UNIVERSITY OF RICHMOND LEADERSHIP STUDIES 390(6)/ECONOMICS 260(3) ETHICS AND ECONOMICS SPRING 2006 UNIVERSITY OF RICHMOND LEADERSHIP STUDIES 390(6)/ECONOMICS 260(3) ETHICS AND ECONOMICS SPRING 2006 CLASS MEETINGS: Tuesdays and Thursdays, 2:15 3:30 pm, Robins Sch. of Business, 201 INSTRUCTORS: Dr. Douglas

More information

A New Framework for Ethics and Economics (1)

A New Framework for Ethics and Economics (1) 社会科学ジャーナル 79 2015 The Journal of Social Science 79[2015] pp.123-142 A New Framework for Ethics and Economics A New Framework for Ethics and Economics (1) James E. Alvey * This article develops a new ethics

More information

A Rawlsian Paradigm Case

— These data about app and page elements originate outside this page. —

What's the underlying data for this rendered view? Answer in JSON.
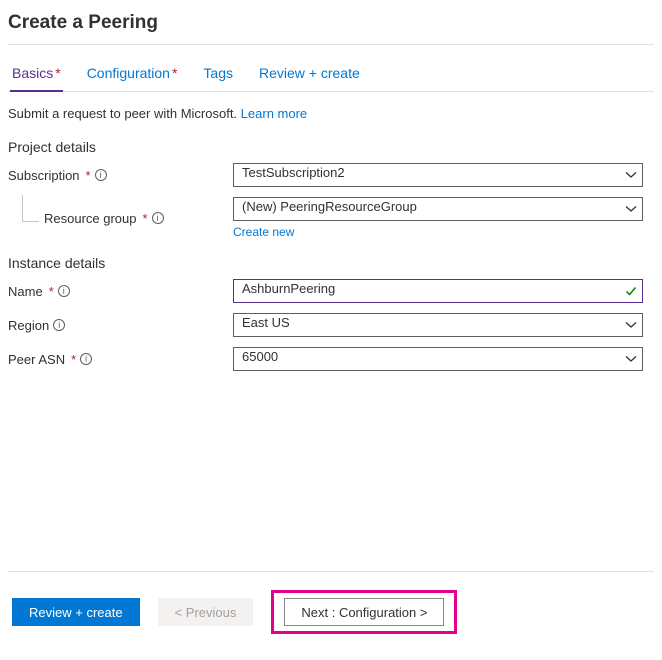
{
  "title": "Create a Peering",
  "tabs": {
    "basics": "Basics",
    "configuration": "Configuration",
    "tags": "Tags",
    "review": "Review + create"
  },
  "intro": {
    "text": "Submit a request to peer with Microsoft.",
    "link": "Learn more"
  },
  "sections": {
    "project": "Project details",
    "instance": "Instance details"
  },
  "labels": {
    "subscription": "Subscription",
    "resource_group": "Resource group",
    "name": "Name",
    "region": "Region",
    "peer_asn": "Peer ASN"
  },
  "values": {
    "subscription": "TestSubscription2",
    "resource_group": "(New) PeeringResourceGroup",
    "name": "AshburnPeering",
    "region": "East US",
    "peer_asn": "65000"
  },
  "links": {
    "create_new": "Create new"
  },
  "footer": {
    "review": "Review + create",
    "previous": "< Previous",
    "next": "Next : Configuration >"
  }
}
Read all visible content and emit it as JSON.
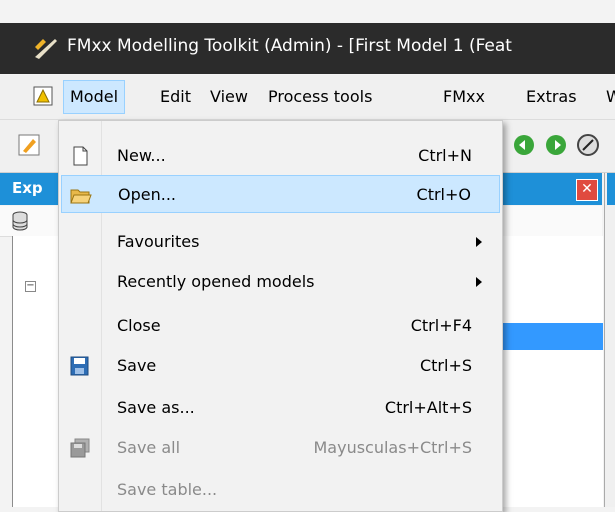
{
  "window": {
    "title": "FMxx Modelling Toolkit (Admin) - [First Model 1 (Feat"
  },
  "menubar": {
    "items": [
      {
        "label": "Model",
        "active": true
      },
      {
        "label": "Edit"
      },
      {
        "label": "View"
      },
      {
        "label": "Process tools"
      },
      {
        "label": "FMxx"
      },
      {
        "label": "Extras"
      },
      {
        "label": "W"
      }
    ]
  },
  "explorer": {
    "title": "Exp",
    "close_icon": "close-icon"
  },
  "model_menu": {
    "items": [
      {
        "label": "New...",
        "shortcut": "Ctrl+N",
        "icon": "new-document-icon"
      },
      {
        "label": "Open...",
        "shortcut": "Ctrl+O",
        "icon": "open-folder-icon",
        "highlighted": true
      },
      {
        "label": "Favourites",
        "submenu": true
      },
      {
        "label": "Recently opened models",
        "submenu": true
      },
      {
        "label": "Close",
        "shortcut": "Ctrl+F4"
      },
      {
        "label": "Save",
        "shortcut": "Ctrl+S",
        "icon": "save-disk-icon"
      },
      {
        "label": "Save as...",
        "shortcut": "Ctrl+Alt+S"
      },
      {
        "label": "Save all",
        "shortcut": "Mayusculas+Ctrl+S",
        "icon": "save-all-icon",
        "disabled": true
      },
      {
        "label": "Save table...",
        "disabled": true
      }
    ]
  },
  "colors": {
    "titlebar": "#2b2b2b",
    "accent": "#1e90d8",
    "highlight": "#cce8ff",
    "highlight_border": "#99d1ff"
  }
}
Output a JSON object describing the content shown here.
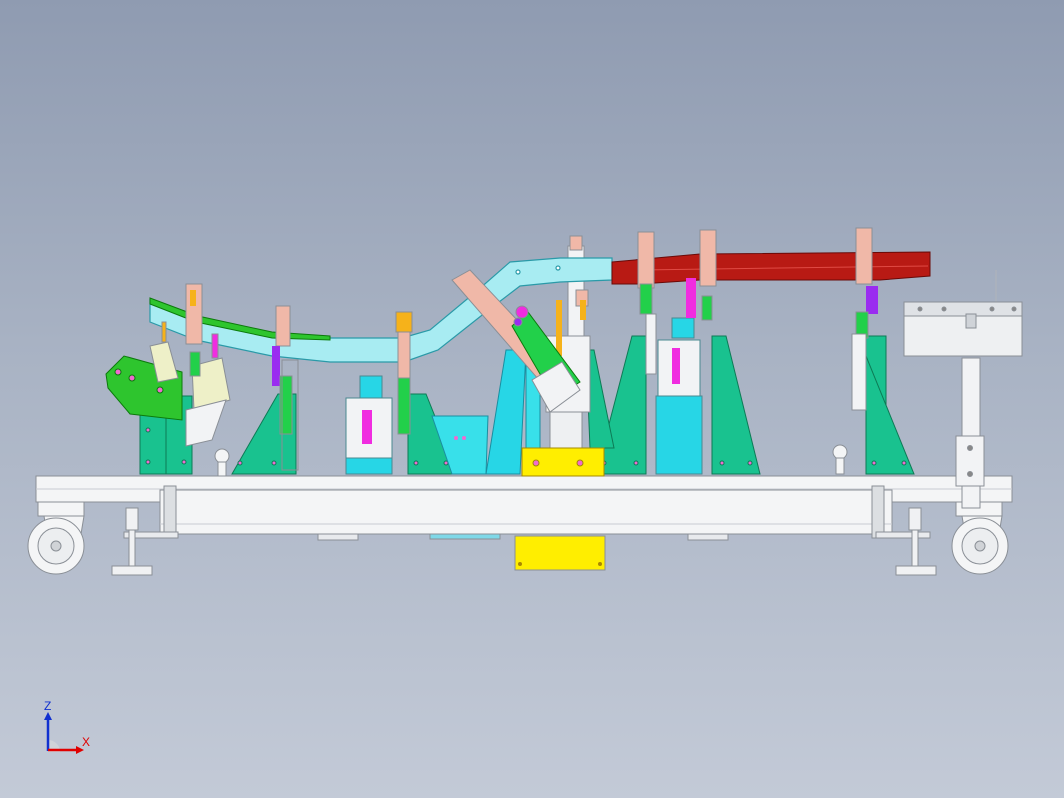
{
  "view": {
    "triad": {
      "x_label": "X",
      "z_label": "Z"
    }
  },
  "colors": {
    "background_top": "#8f9bb1",
    "background_bottom": "#c3cad7",
    "frame": "#f4f5f6",
    "frame_edge": "#8a8f96",
    "bracket": "#19c28f",
    "slider": "#f0b8a8",
    "guide": "#22d04a",
    "tube": "#a8ecf2",
    "motor_base": "#27d6e6",
    "hopper": "#38e0ea",
    "clamp_cap": "#f6b21a",
    "accent_magenta": "#f02ce0",
    "accent_purple": "#9a2cf0",
    "red_beam": "#b81a14",
    "yellow_block": "#ffee00",
    "green_plate": "#2ec52e",
    "cabinet": "#eef0f2",
    "triad_x": "#e00000",
    "triad_z": "#1030d0"
  }
}
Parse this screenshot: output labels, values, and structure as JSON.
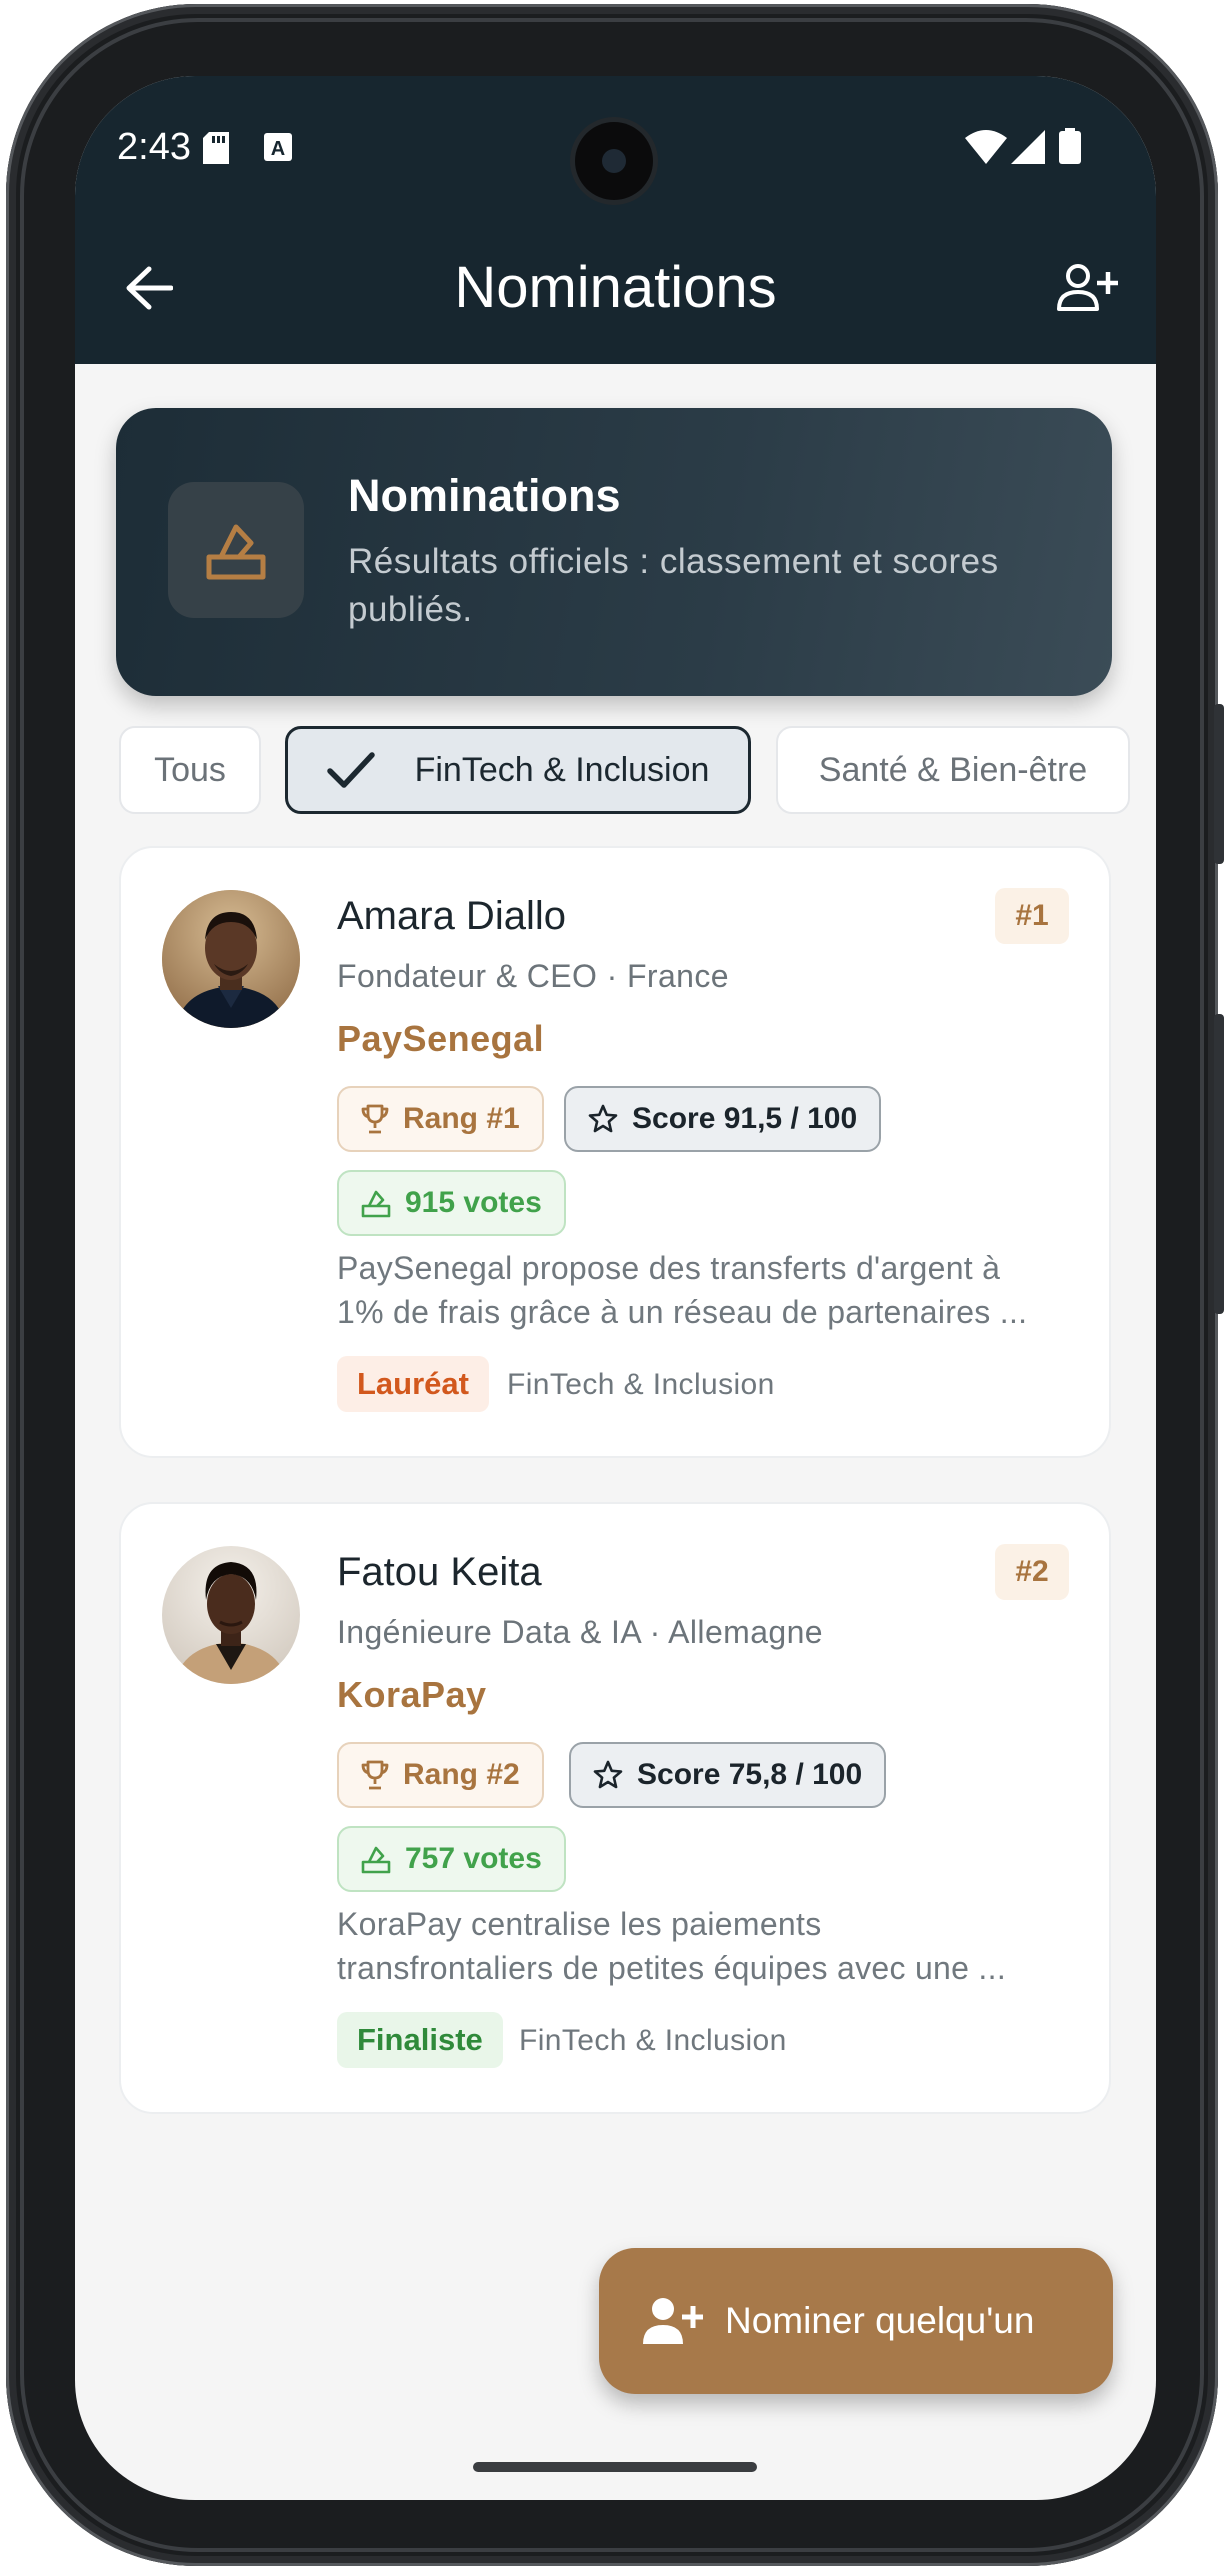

A Rawlsian Paradigm Case Economic Staff Paper Series Economics 3-1976 A Rawlsian Paradigm Case Ray Gardner Iowa State University Follow this and additional works at: http://lib.dr.iastate.edu/econ_las_staffpapers Part of the Economic

More information

John Rawls THEORY OF JUSTICE

John Rawls THEORY OF JUSTICE John Rawls THEORY OF JUSTICE THE ROLE OF JUSTICE Justice is the first virtue of social institutions, as truth is of systems of thought. A theory however elegant and economical must be rejected or revised

More information

George Mason University School of Law

George Mason University School of Law George Mason University School of Law Working Paper Series Year 2004 Paper 10 The Unsolvable Dilemma of a Paretian Policymaker Giuseppe Dari-Mattiacci Nuno Garoupa Universiteit van Amsterdam & George Mason

More information

Authority versus Persuasion

Authority versus Persuasion Authority versus Persuasion Eric Van den Steen December 30, 2008 Managers often face a choice between authority and persuasion. In particular, since a firm s formal and relational contracts and its culture

More information

Phil 115, May 24, 2007 The threat of utilitarianism

Phil 115, May 24, 2007 The threat of utilitarianism Phil 115, May 24, 2007 The threat of utilitarianism Review: Alchemy v. System According to the alchemy interpretation, Rawls s project is to convince everyone, on the basis of assumptions that he expects

More information

Phil 115, May 25, 2007 Justice as fairness as reconstruction of the social contract

Phil 115, May 25, 2007 Justice as fairness as reconstruction of the social contract Phil 115, May 25, 2007 Justice as fairness as reconstruction of the social contract Rawls s description of his project: I wanted to work out a conception of justice that provides a reasonably systematic

More information

John Rawls's Difference Principle and The Strains of Commitment: A Diagrammatic Exposition

John Rawls's Difference Principle and The Strains of Commitment: A Diagrammatic Exposition From the SelectedWorks of Greg Hill 2010 John Rawls's Difference Principle and The Strains of Commitment: A Diagrammatic Exposition Greg Hill Available at: https://works.bepress.com/greg_hill/3/ The Difference

More information